* Assignment:
Return each line of the records below in which the string "shortcut" turns up.

Records from a dataset
-=-=-=-=-

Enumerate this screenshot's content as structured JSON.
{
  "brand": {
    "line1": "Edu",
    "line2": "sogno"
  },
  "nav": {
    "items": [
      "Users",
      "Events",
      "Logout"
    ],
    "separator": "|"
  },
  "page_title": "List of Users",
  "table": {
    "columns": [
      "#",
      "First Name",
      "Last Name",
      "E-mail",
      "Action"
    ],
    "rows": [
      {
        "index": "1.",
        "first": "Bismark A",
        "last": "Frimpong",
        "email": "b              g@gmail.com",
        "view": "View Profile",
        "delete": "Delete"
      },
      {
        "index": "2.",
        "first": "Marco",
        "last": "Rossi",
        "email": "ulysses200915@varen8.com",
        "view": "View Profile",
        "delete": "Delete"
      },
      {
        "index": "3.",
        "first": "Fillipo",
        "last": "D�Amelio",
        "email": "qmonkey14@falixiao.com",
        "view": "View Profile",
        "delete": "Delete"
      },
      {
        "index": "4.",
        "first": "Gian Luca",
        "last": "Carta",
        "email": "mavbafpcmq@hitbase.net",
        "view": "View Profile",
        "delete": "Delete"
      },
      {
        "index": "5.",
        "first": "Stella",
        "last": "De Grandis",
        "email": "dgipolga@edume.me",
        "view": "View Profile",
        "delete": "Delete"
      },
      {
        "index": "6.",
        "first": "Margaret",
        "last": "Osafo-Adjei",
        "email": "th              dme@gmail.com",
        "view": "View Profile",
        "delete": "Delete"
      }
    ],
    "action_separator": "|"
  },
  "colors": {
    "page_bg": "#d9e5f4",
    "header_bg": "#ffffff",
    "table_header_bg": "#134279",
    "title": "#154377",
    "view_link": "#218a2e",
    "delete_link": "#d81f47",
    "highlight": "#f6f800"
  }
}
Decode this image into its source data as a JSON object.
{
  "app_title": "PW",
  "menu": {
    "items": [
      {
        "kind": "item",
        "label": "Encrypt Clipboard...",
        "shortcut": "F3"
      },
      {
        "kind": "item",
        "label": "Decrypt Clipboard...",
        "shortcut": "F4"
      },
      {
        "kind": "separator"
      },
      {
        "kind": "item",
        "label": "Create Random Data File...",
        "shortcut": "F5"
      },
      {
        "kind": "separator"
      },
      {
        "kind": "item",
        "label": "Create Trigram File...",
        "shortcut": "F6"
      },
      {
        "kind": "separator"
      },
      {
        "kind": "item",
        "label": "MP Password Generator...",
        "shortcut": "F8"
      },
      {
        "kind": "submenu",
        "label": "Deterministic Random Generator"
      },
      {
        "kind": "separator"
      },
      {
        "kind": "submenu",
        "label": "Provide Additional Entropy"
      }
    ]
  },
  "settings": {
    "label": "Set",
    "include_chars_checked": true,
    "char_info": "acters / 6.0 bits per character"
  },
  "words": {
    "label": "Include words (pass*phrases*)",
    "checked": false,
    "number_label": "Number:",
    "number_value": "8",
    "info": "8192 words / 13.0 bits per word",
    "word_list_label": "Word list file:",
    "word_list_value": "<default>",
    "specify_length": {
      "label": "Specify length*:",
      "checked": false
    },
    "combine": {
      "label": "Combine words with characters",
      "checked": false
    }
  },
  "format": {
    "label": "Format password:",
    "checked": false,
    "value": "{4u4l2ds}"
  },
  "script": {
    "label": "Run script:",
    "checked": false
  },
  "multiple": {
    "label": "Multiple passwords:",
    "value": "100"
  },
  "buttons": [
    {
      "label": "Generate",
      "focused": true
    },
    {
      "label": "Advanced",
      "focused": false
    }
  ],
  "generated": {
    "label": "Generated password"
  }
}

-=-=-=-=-

* Solution for this problem:
        "shortcut": "F3"
        "shortcut": "F4"
        "shortcut": "F5"
        "shortcut": "F6"
        "shortcut": "F8"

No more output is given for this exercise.